Polychlorinated Biphenyls (PCBs)
PCBs have been identified as potential human carcinogens at certain levels of exposure.
persist in the environment and tend to accumulate in food chains with
possible adverse effects on animals at the top of the chain, including
source of PCBs is generally related to products or materials
manufactured and used prior to the 1980’s. Potential PCB sources
include older dielectric oils commonly used in electrical equipment
such as transformers, capacitors, and oil-filled switches.
PCBs were also commonly used in hydraulic oils and light ballasts manufactured before 1979.
products containing PCBs were widely distributed between the mid-1950’s
and mid-1970’s, and may be present within hydraulic systems and
electrical equipment used during this time period. Contamination
problems associated with PCB equipment are generally associated with
spills or leakage of PCB fluid. As a result, PCB becomes
distributed to surrounding areas, including floors, walls and equipment
pits, or soils in exterior areas.
associated with a variety of lighting systems (i.e., fluorescent and
mercury-vapor lights constructed prior at 1980) may contain PCB fluids.
Such ballasts are only a concern if they have leaked or been
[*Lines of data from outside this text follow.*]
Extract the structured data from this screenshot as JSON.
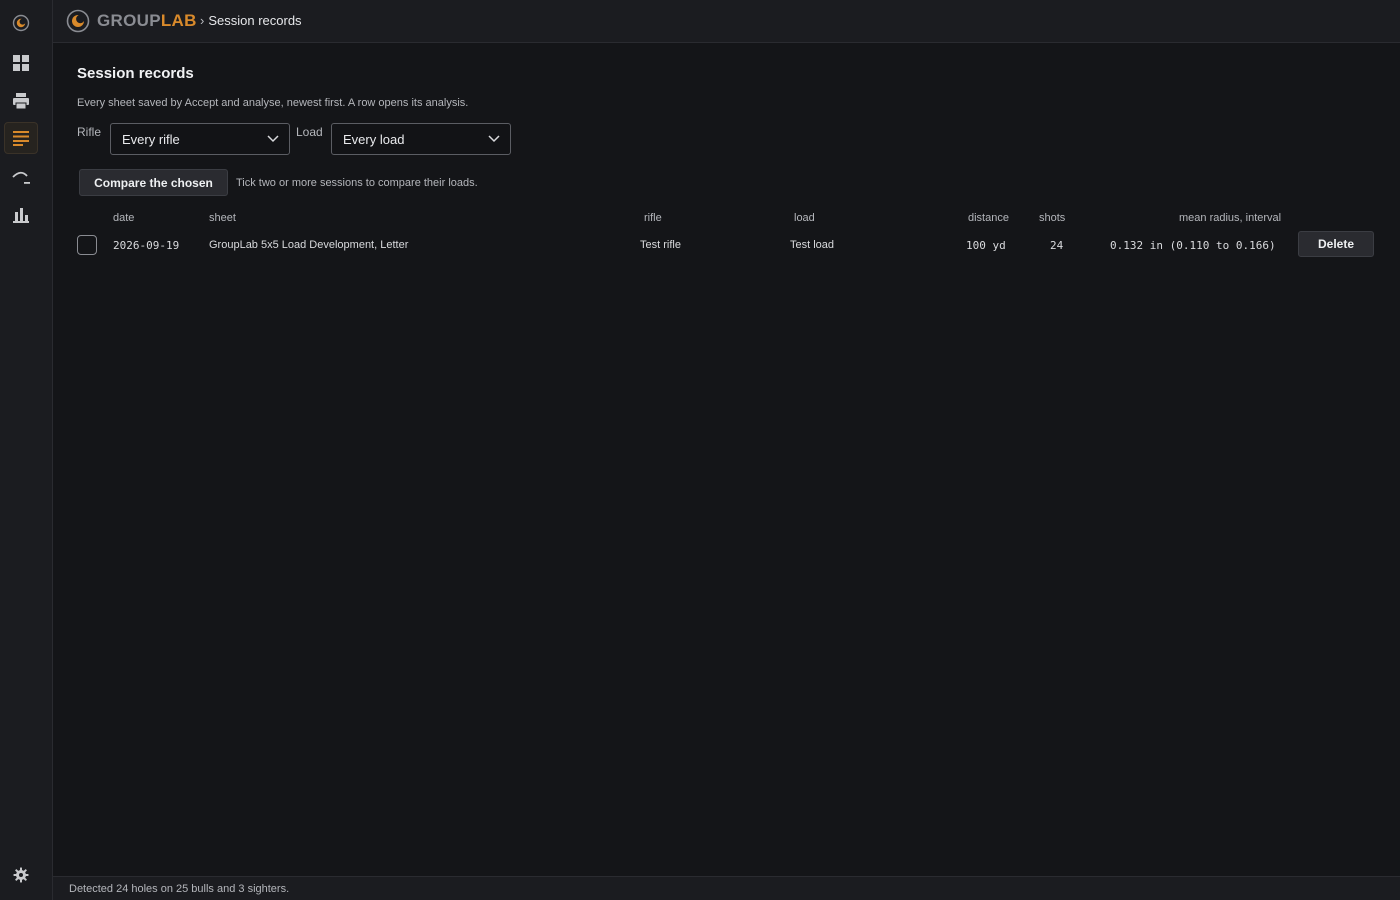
{
  "app": {
    "brand_part1": "GROUP",
    "brand_part2": "LAB",
    "breadcrumb_sep": "›",
    "breadcrumb_current": "Session records"
  },
  "rail": {
    "items": [
      {
        "icon": "logo-icon"
      },
      {
        "icon": "dashboard-grid-icon"
      },
      {
        "icon": "printer-icon"
      },
      {
        "icon": "list-icon",
        "active": true
      },
      {
        "icon": "trajectory-icon"
      },
      {
        "icon": "bar-chart-icon"
      }
    ],
    "bottom_icon": "gear-icon"
  },
  "page": {
    "title": "Session records",
    "description": "Every sheet saved by Accept and analyse, newest first. A row opens its analysis."
  },
  "filters": {
    "rifle_label": "Rifle",
    "rifle_value": "Every rifle",
    "load_label": "Load",
    "load_value": "Every load"
  },
  "compare": {
    "button_label": "Compare the chosen",
    "hint": "Tick two or more sessions to compare their loads."
  },
  "table": {
    "headers": {
      "date": "date",
      "sheet": "sheet",
      "rifle": "rifle",
      "load": "load",
      "distance": "distance",
      "shots": "shots",
      "mean_radius": "mean radius, interval"
    },
    "rows": [
      {
        "date": "2026-09-19",
        "sheet": "GroupLab 5x5 Load Development, Letter",
        "rifle": "Test rifle",
        "load": "Test load",
        "distance": "100 yd",
        "shots": "24",
        "mean_radius": "0.132 in (0.110 to 0.166)",
        "delete_label": "Delete",
        "checked": false
      }
    ]
  },
  "status": {
    "text": "Detected 24 holes on 25 bulls and 3 sighters."
  },
  "colors": {
    "accent": "#d98a2b",
    "background": "#141518",
    "panel": "#1b1c20"
  }
}
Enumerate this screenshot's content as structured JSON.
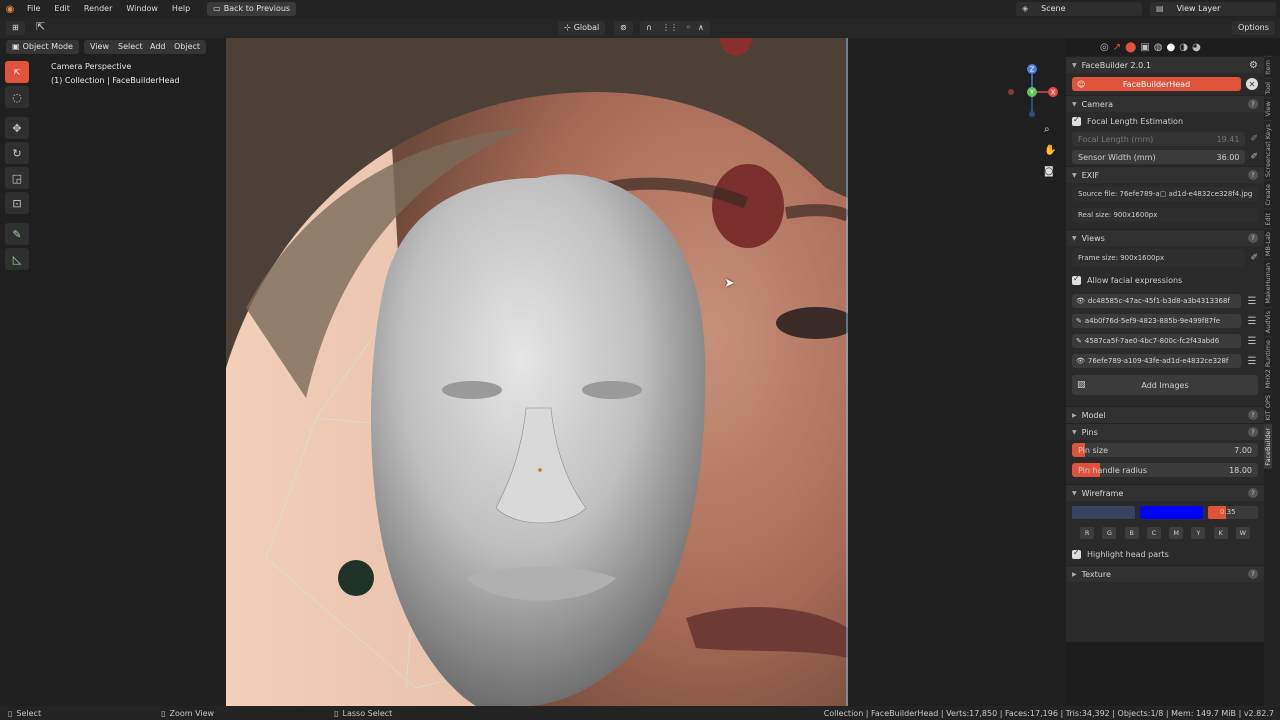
{
  "menu": {
    "items": [
      "File",
      "Edit",
      "Render",
      "Window",
      "Help"
    ],
    "back_label": "Back to Previous",
    "scene": "Scene",
    "view_layer": "View Layer"
  },
  "header": {
    "transform": "Global",
    "options": "Options"
  },
  "viewport_header": {
    "mode": "Object Mode",
    "menus": [
      "View",
      "Select",
      "Add",
      "Object"
    ]
  },
  "overlay_text": {
    "line1": "Camera Perspective",
    "line2": "(1) Collection | FaceBuilderHead"
  },
  "gizmo": {
    "x": "X",
    "y": "Y",
    "z": "Z"
  },
  "panel": {
    "title": "FaceBuilder 2.0.1",
    "head_button": "FaceBuilderHead",
    "camera": {
      "title": "Camera",
      "focal_estimation": "Focal Length Estimation",
      "focal_length_label": "Focal Length (mm)",
      "focal_length_value": "19.41",
      "sensor_width_label": "Sensor Width (mm)",
      "sensor_width_value": "36.00"
    },
    "exif": {
      "title": "EXIF",
      "source_file": "Source file: 76efe789-a▢ ad1d-e4832ce328f4.jpg",
      "real_size": "Real size: 900x1600px"
    },
    "views": {
      "title": "Views",
      "frame_size": "Frame size: 900x1600px",
      "allow_expressions": "Allow facial expressions",
      "items": [
        "dc48585c-47ac-45f1-b3d8-a3b4313368f",
        "a4b0f76d-5ef9-4823-885b-9e499f87fe",
        "4587ca5f-7ae0-4bc7-800c-fc2f43abd6",
        "76efe789-a109-43fe-ad1d-e4832ce328f"
      ],
      "add_images": "Add Images"
    },
    "model": {
      "title": "Model"
    },
    "pins": {
      "title": "Pins",
      "pin_size_label": "Pin size",
      "pin_size_value": "7.00",
      "pin_radius_label": "Pin handle radius",
      "pin_radius_value": "18.00"
    },
    "wireframe": {
      "title": "Wireframe",
      "opacity": "0.35",
      "keys": [
        "R",
        "G",
        "B",
        "C",
        "M",
        "Y",
        "K",
        "W"
      ],
      "highlight": "Highlight head parts"
    },
    "texture": {
      "title": "Texture"
    }
  },
  "side_tabs": [
    "Item",
    "Tool",
    "View",
    "Screencast Keys",
    "Create",
    "Edit",
    "MB-Lab",
    "MakeHuman",
    "AudVis",
    "MHX2 Runtime",
    "KIT OPS",
    "FaceBuilder"
  ],
  "status": {
    "select": "Select",
    "zoom": "Zoom View",
    "lasso": "Lasso Select",
    "stats": "Collection | FaceBuilderHead | Verts:17,850 | Faces:17,196 | Tris:34,392 | Objects:1/8 | Mem: 149.7 MiB | v2.82.7"
  },
  "colors": {
    "accent_red": "#e0533a",
    "wire_blue": "#0000ff",
    "wire_dark": "#3b4160"
  }
}
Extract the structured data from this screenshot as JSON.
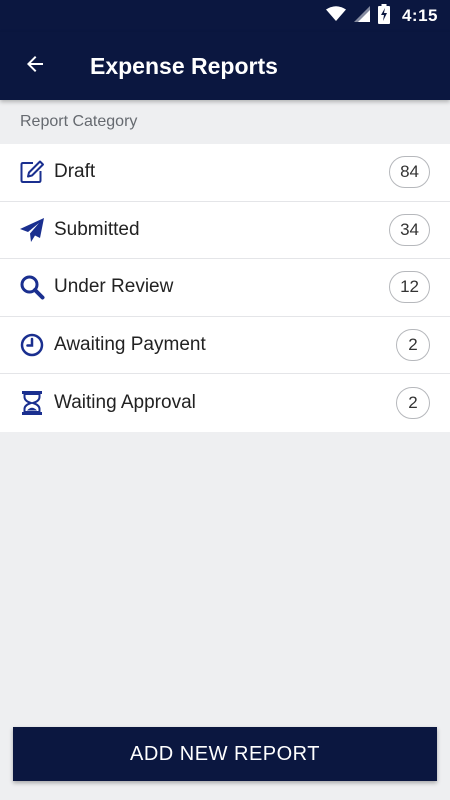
{
  "status_bar": {
    "time": "4:15",
    "icons": [
      "wifi-icon",
      "cell-signal-icon",
      "battery-charging-icon"
    ]
  },
  "app_bar": {
    "title": "Expense Reports",
    "back_icon": "arrow-left-icon"
  },
  "section": {
    "header": "Report Category"
  },
  "categories": [
    {
      "label": "Draft",
      "count": "84",
      "icon": "edit-icon"
    },
    {
      "label": "Submitted",
      "count": "34",
      "icon": "paper-plane-icon"
    },
    {
      "label": "Under Review",
      "count": "12",
      "icon": "search-icon"
    },
    {
      "label": "Awaiting Payment",
      "count": "2",
      "icon": "clock-icon"
    },
    {
      "label": "Waiting Approval",
      "count": "2",
      "icon": "hourglass-icon"
    }
  ],
  "footer": {
    "add_button_label": "ADD NEW REPORT"
  },
  "colors": {
    "primary": "#0b1740",
    "icon_accent": "#1a2f8f",
    "background": "#eeeff1"
  }
}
disposed on-site, resulting in a release of PCB materials to the
area. Light ballasts are often removed and disposed during
remodeling or demolition.
of the historical presence of PCB compounds and equipment at a wide
variety of operations, contamination of soils in exterior areas must be
considered. This could be the result of on-site disposal
practices, or burying of PCB equipment. Therefore, the potential
for such contamination associated with existing or previous operations
should be considered and investigated.
If you run into a specific case, give us a call. We’ll be happy to discuss it with you. There is no obligation.